(Beginning of Supplied material)

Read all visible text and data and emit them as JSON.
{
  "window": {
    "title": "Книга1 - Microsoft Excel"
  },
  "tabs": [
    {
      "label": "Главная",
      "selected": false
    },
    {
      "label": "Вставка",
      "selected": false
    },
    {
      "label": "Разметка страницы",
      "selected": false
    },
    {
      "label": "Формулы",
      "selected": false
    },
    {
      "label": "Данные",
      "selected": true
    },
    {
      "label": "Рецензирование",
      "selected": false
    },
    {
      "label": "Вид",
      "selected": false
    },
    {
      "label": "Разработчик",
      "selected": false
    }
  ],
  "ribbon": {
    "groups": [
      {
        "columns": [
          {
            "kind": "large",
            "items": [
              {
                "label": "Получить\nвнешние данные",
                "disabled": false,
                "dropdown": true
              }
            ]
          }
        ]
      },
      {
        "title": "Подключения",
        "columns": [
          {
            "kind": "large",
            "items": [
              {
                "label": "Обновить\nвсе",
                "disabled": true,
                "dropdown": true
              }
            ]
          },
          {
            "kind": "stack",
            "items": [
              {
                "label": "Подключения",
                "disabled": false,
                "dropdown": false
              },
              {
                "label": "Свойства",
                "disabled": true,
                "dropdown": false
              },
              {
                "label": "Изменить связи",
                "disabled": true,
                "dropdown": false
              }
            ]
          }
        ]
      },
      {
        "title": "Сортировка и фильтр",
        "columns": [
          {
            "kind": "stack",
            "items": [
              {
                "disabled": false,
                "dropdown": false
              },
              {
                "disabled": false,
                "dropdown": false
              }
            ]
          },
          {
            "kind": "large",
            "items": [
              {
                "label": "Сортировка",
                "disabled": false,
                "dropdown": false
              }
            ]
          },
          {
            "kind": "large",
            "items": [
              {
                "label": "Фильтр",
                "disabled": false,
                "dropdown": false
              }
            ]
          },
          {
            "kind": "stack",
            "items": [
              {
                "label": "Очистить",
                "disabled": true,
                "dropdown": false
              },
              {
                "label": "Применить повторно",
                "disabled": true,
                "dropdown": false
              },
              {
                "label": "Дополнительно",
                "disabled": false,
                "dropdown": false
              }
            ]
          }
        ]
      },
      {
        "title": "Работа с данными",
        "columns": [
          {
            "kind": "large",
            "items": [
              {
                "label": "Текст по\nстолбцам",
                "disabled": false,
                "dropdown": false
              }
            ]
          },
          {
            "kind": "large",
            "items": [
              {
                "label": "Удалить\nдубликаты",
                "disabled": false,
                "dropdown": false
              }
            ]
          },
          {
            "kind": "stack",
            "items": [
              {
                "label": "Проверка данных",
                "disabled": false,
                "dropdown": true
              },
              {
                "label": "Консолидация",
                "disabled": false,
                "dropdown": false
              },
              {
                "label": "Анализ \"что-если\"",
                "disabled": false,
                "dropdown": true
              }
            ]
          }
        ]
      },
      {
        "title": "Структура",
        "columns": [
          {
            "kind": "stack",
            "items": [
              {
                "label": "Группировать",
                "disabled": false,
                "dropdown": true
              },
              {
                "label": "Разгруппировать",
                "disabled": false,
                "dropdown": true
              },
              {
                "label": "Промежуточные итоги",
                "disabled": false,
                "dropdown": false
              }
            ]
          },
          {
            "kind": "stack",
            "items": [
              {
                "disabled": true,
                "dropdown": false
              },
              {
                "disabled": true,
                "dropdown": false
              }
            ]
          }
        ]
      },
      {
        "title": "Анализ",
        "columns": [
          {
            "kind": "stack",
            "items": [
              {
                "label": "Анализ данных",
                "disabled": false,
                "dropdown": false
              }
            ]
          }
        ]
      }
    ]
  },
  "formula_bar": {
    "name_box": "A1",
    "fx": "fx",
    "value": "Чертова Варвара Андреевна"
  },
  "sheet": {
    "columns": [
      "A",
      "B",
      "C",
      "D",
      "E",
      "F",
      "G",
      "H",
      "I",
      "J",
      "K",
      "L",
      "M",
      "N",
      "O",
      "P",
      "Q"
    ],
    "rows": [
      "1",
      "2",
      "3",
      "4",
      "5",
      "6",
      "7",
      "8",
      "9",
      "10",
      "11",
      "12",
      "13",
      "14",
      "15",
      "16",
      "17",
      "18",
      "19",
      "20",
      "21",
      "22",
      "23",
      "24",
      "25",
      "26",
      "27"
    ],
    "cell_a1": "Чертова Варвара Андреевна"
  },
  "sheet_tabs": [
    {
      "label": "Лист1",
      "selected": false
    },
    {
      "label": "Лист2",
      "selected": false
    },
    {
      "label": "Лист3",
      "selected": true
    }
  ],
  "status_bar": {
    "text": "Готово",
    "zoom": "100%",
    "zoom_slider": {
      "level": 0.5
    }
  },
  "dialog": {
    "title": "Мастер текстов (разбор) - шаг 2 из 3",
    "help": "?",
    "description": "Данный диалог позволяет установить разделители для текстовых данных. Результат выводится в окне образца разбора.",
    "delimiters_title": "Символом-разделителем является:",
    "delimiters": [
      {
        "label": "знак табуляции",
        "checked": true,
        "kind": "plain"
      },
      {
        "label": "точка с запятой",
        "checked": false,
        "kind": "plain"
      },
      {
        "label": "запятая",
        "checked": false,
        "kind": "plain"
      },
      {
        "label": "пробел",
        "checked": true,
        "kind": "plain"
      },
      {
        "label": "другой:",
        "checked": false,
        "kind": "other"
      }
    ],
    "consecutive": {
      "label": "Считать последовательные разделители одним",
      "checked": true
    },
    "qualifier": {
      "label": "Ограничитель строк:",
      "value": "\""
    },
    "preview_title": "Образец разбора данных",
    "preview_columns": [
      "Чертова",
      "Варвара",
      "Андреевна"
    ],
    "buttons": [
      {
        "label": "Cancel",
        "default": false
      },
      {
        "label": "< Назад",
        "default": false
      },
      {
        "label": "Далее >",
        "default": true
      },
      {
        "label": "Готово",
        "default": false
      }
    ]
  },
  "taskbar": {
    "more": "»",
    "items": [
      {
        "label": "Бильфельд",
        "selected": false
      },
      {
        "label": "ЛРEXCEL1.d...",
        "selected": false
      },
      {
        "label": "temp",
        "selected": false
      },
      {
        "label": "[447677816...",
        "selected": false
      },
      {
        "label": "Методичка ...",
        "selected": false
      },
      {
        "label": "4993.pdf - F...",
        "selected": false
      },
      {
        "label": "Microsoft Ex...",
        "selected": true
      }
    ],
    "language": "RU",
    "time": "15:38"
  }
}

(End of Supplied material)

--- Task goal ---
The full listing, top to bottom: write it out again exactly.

--- Your solution ---
Read all visible text and data and emit them as JSON.
{
  "window": {
    "title": "Книга1 - Microsoft Excel"
  },
  "tabs": [
    {
      "label": "Главная",
      "selected": false
    },
    {
      "label": "Вставка",
      "selected": false
    },
    {
      "label": "Разметка страницы",
      "selected": false
    },
    {
      "label": "Формулы",
      "selected": false
    },
    {
      "label": "Данные",
      "selected": true
    },
    {
      "label": "Рецензирование",
      "selected": false
    },
    {
      "label": "Вид",
      "selected": false
    },
    {
      "label": "Разработчик",
      "selected": false
    }
  ],
  "ribbon": {
    "groups": [
      {
        "columns": [
          {
            "kind": "large",
            "items": [
              {
                "label": "Получить\nвнешние данные",
                "disabled": false,
                "dropdown": true
              }
            ]
          }
        ]
      },
      {
        "title": "Подключения",
        "columns": [
          {
            "kind": "large",
            "items": [
              {
                "label": "Обновить\nвсе",
                "disabled": true,
                "dropdown": true
              }
            ]
          },
          {
            "kind": "stack",
            "items": [
              {
                "label": "Подключения",
                "disabled": false,
                "dropdown": false
              },
              {
                "label": "Свойства",
                "disabled": true,
                "dropdown": false
              },
              {
                "label": "Изменить связи",
                "disabled": true,
                "dropdown": false
              }
            ]
          }
        ]
      },
      {
        "title": "Сортировка и фильтр",
        "columns": [
          {
            "kind": "stack",
            "items": [
              {
                "disabled": false,
                "dropdown": false
              },
              {
                "disabled": false,
                "dropdown": false
              }
            ]
          },
          {
            "kind": "large",
            "items": [
              {
                "label": "Сортировка",
                "disabled": false,
                "dropdown": false
              }
            ]
          },
          {
            "kind": "large",
            "items": [
              {
                "label": "Фильтр",
                "disabled": false,
                "dropdown": false
              }
            ]
          },
          {
            "kind": "stack",
            "items": [
              {
                "label": "Очистить",
                "disabled": true,
                "dropdown": false
              },
              {
                "label": "Применить повторно",
                "disabled": true,
                "dropdown": false
              },
              {
                "label": "Дополнительно",
                "disabled": false,
                "dropdown": false
              }
            ]
          }
        ]
      },
      {
        "title": "Работа с данными",
        "columns": [
          {
            "kind": "large",
            "items": [
              {
                "label": "Текст по\nстолбцам",
                "disabled": false,
                "dropdown": false
              }
            ]
          },
          {
            "kind": "large",
            "items": [
              {
                "label": "Удалить\nдубликаты",
                "disabled": false,
                "dropdown": false
              }
            ]
          },
          {
            "kind": "stack",
            "items": [
              {
                "label": "Проверка данных",
                "disabled": false,
                "dropdown": true
              },
              {
                "label": "Консолидация",
                "disabled": false,
                "dropdown": false
              },
              {
                "label": "Анализ \"что-если\"",
                "disabled": false,
                "dropdown": true
              }
            ]
          }
        ]
      },
      {
        "title": "Структура",
        "columns": [
          {
            "kind": "stack",
            "items": [
              {
                "label": "Группировать",
                "disabled": false,
                "dropdown": true
              },
              {
                "label": "Разгруппировать",
                "disabled": false,
                "dropdown": true
              },
              {
                "label": "Промежуточные итоги",
                "disabled": false,
                "dropdown": false
              }
            ]
          },
          {
            "kind": "stack",
            "items": [
              {
                "disabled": true,
                "dropdown": false
              },
              {
                "disabled": true,
                "dropdown": false
              }
            ]
          }
        ]
      },
      {
        "title": "Анализ",
        "columns": [
          {
            "kind": "stack",
            "items": [
              {
                "label": "Анализ данных",
                "disabled": false,
                "dropdown": false
              }
            ]
          }
        ]
      }
    ]
  },
  "formula_bar": {
    "name_box": "A1",
    "fx": "fx",
    "value": "Чертова Варвара Андреевна"
  },
  "sheet": {
    "columns": [
      "A",
      "B",
      "C",
      "D",
      "E",
      "F",
      "G",
      "H",
      "I",
      "J",
      "K",
      "L",
      "M",
      "N",
      "O",
      "P",
      "Q"
    ],
    "rows": [
      "1",
      "2",
      "3",
      "4",
      "5",
      "6",
      "7",
      "8",
      "9",
      "10",
      "11",
      "12",
      "13",
      "14",
      "15",
      "16",
      "17",
      "18",
      "19",
      "20",
      "21",
      "22",
      "23",
      "24",
      "25",
      "26",
      "27"
    ],
    "cell_a1": "Чертова Варвара Андреевна"
  },
  "sheet_tabs": [
    {
      "label": "Лист1",
      "selected": false
    },
    {
      "label": "Лист2",
      "selected": false
    },
    {
      "label": "Лист3",
      "selected": true
    }
  ],
  "status_bar": {
    "text": "Готово",
    "zoom": "100%",
    "zoom_slider": {
      "level": 0.5
    }
  },
  "dialog": {
    "title": "Мастер текстов (разбор) - шаг 2 из 3",
    "help": "?",
    "description": "Данный диалог позволяет установить разделители для текстовых данных. Результат выводится в окне образца разбора.",
    "delimiters_title": "Символом-разделителем является:",
    "delimiters": [
      {
        "label": "знак табуляции",
        "checked": true,
        "kind": "plain"
      },
      {
        "label": "точка с запятой",
        "checked": false,
        "kind": "plain"
      },
      {
        "label": "запятая",
        "checked": false,
        "kind": "plain"
      },
      {
        "label": "пробел",
        "checked": true,
        "kind": "plain"
      },
      {
        "label": "другой:",
        "checked": false,
        "kind": "other"
      }
    ],
    "consecutive": {
      "label": "Считать последовательные разделители одним",
      "checked": true
    },
    "qualifier": {
      "label": "Ограничитель строк:",
      "value": "\""
    },
    "preview_title": "Образец разбора данных",
    "preview_columns": [
      "Чертова",
      "Варвара",
      "Андреевна"
    ],
    "buttons": [
      {
        "label": "Cancel",
        "default": false
      },
      {
        "label": "< Назад",
        "default": false
      },
      {
        "label": "Далее >",
        "default": true
      },
      {
        "label": "Готово",
        "default": false
      }
    ]
  },
  "taskbar": {
    "more": "»",
    "items": [
      {
        "label": "Бильфельд",
        "selected": false
      },
      {
        "label": "ЛРEXCEL1.d...",
        "selected": false
      },
      {
        "label": "temp",
        "selected": false
      },
      {
        "label": "[447677816...",
        "selected": false
      },
      {
        "label": "Методичка ...",
        "selected": false
      },
      {
        "label": "4993.pdf - F...",
        "selected": false
      },
      {
        "label": "Microsoft Ex...",
        "selected": true
      }
    ],
    "language": "RU",
    "time": "15:38"
  }
}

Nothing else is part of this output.